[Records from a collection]
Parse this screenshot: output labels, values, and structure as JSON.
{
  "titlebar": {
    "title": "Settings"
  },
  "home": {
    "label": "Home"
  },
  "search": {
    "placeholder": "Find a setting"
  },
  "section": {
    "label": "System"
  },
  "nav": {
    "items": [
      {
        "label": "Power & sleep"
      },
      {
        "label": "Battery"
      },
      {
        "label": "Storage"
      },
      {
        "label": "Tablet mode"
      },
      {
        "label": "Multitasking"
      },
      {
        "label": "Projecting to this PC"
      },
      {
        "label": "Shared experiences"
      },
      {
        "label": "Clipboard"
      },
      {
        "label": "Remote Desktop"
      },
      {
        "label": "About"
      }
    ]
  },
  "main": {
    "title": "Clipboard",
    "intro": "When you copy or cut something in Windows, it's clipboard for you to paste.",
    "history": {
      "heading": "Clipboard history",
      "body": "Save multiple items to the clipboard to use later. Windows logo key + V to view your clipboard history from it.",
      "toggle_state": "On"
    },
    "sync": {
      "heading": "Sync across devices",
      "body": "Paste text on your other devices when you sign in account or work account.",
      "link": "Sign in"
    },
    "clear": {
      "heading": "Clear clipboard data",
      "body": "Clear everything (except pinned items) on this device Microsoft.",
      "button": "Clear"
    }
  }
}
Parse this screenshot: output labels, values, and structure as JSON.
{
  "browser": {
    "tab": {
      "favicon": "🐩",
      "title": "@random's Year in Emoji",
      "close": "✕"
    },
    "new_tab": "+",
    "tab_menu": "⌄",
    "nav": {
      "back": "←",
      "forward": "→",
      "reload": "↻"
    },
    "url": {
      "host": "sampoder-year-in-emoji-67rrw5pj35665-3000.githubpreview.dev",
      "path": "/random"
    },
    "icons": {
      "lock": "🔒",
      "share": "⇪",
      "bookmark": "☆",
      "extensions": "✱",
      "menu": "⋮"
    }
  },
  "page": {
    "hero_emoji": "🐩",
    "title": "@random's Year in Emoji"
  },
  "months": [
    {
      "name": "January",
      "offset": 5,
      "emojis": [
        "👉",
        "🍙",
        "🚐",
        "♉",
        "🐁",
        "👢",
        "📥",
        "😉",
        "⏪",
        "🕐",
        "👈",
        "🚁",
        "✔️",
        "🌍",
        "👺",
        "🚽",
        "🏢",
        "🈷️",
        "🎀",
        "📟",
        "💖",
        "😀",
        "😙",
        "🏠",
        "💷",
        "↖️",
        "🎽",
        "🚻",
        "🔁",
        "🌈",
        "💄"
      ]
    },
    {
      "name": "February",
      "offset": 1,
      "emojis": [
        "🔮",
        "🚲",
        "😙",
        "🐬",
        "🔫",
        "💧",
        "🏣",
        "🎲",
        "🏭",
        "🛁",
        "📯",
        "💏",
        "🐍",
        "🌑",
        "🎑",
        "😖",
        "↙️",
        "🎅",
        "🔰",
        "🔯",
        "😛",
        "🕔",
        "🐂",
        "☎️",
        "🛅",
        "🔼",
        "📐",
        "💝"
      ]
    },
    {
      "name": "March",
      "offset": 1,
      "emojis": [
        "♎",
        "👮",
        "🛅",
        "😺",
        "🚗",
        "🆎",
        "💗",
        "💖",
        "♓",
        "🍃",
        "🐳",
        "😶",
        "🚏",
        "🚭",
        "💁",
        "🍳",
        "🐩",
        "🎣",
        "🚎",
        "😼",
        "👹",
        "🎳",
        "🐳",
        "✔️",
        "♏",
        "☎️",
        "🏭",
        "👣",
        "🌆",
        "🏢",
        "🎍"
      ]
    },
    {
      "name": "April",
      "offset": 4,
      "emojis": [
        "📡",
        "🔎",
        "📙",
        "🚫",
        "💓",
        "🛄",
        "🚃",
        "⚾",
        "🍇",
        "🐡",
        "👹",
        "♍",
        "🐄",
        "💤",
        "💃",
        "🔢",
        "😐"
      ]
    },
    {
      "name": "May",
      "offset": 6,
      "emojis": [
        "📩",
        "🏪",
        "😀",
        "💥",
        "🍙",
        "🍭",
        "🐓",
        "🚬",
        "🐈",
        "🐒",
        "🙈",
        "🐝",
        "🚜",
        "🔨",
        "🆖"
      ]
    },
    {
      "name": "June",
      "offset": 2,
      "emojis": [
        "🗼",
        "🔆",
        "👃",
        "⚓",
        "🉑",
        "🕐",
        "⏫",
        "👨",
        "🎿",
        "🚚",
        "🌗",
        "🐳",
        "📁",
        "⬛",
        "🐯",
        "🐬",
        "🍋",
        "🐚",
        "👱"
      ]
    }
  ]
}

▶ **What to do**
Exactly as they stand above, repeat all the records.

▶ **Output below**
Parse this screenshot: output labels, values, and structure as JSON.
{
  "titlebar": {
    "title": "Settings"
  },
  "home": {
    "label": "Home"
  },
  "search": {
    "placeholder": "Find a setting"
  },
  "section": {
    "label": "System"
  },
  "nav": {
    "items": [
      {
        "label": "Power & sleep"
      },
      {
        "label": "Battery"
      },
      {
        "label": "Storage"
      },
      {
        "label": "Tablet mode"
      },
      {
        "label": "Multitasking"
      },
      {
        "label": "Projecting to this PC"
      },
      {
        "label": "Shared experiences"
      },
      {
        "label": "Clipboard"
      },
      {
        "label": "Remote Desktop"
      },
      {
        "label": "About"
      }
    ]
  },
  "main": {
    "title": "Clipboard",
    "intro": "When you copy or cut something in Windows, it's clipboard for you to paste.",
    "history": {
      "heading": "Clipboard history",
      "body": "Save multiple items to the clipboard to use later. Windows logo key + V to view your clipboard history from it.",
      "toggle_state": "On"
    },
    "sync": {
      "heading": "Sync across devices",
      "body": "Paste text on your other devices when you sign in account or work account.",
      "link": "Sign in"
    },
    "clear": {
      "heading": "Clear clipboard data",
      "body": "Clear everything (except pinned items) on this device Microsoft.",
      "button": "Clear"
    }
  }
}
Parse this screenshot: output labels, values, and structure as JSON.
{
  "browser": {
    "tab": {
      "favicon": "🐩",
      "title": "@random's Year in Emoji",
      "close": "✕"
    },
    "new_tab": "+",
    "tab_menu": "⌄",
    "nav": {
      "back": "←",
      "forward": "→",
      "reload": "↻"
    },
    "url": {
      "host": "sampoder-year-in-emoji-67rrw5pj35665-3000.githubpreview.dev",
      "path": "/random"
    },
    "icons": {
      "lock": "🔒",
      "share": "⇪",
      "bookmark": "☆",
      "extensions": "✱",
      "menu": "⋮"
    }
  },
  "page": {
    "hero_emoji": "🐩",
    "title": "@random's Year in Emoji"
  },
  "months": [
    {
      "name": "January",
      "offset": 5,
      "emojis": [
        "👉",
        "🍙",
        "🚐",
        "♉",
        "🐁",
        "👢",
        "📥",
        "😉",
        "⏪",
        "🕐",
        "👈",
        "🚁",
        "✔️",
        "🌍",
        "👺",
        "🚽",
        "🏢",
        "🈷️",
        "🎀",
        "📟",
        "💖",
        "😀",
        "😙",
        "🏠",
        "💷",
        "↖️",
        "🎽",
        "🚻",
        "🔁",
        "🌈",
        "💄"
      ]
    },
    {
      "name": "February",
      "offset": 1,
      "emojis": [
        "🔮",
        "🚲",
        "😙",
        "🐬",
        "🔫",
        "💧",
        "🏣",
        "🎲",
        "🏭",
        "🛁",
        "📯",
        "💏",
        "🐍",
        "🌑",
        "🎑",
        "😖",
        "↙️",
        "🎅",
        "🔰",
        "🔯",
        "😛",
        "🕔",
        "🐂",
        "☎️",
        "🛅",
        "🔼",
        "📐",
        "💝"
      ]
    },
    {
      "name": "March",
      "offset": 1,
      "emojis": [
        "♎",
        "👮",
        "🛅",
        "😺",
        "🚗",
        "🆎",
        "💗",
        "💖",
        "♓",
        "🍃",
        "🐳",
        "😶",
        "🚏",
        "🚭",
        "💁",
        "🍳",
        "🐩",
        "🎣",
        "🚎",
        "😼",
        "👹",
        "🎳",
        "🐳",
        "✔️",
        "♏",
        "☎️",
        "🏭",
        "👣",
        "🌆",
        "🏢",
        "🎍"
      ]
    },
    {
      "name": "April",
      "offset": 4,
      "emojis": [
        "📡",
        "🔎",
        "📙",
        "🚫",
        "💓",
        "🛄",
        "🚃",
        "⚾",
        "🍇",
        "🐡",
        "👹",
        "♍",
        "🐄",
        "💤",
        "💃",
        "🔢",
        "😐"
      ]
    },
    {
      "name": "May",
      "offset": 6,
      "emojis": [
        "📩",
        "🏪",
        "😀",
        "💥",
        "🍙",
        "🍭",
        "🐓",
        "🚬",
        "🐈",
        "🐒",
        "🙈",
        "🐝",
        "🚜",
        "🔨",
        "🆖"
      ]
    },
    {
      "name": "June",
      "offset": 2,
      "emojis": [
        "🗼",
        "🔆",
        "👃",
        "⚓",
        "🉑",
        "🕐",
        "⏫",
        "👨",
        "🎿",
        "🚚",
        "🌗",
        "🐳",
        "📁",
        "⬛",
        "🐯",
        "🐬",
        "🍋",
        "🐚",
        "👱"
      ]
    }
  ]
}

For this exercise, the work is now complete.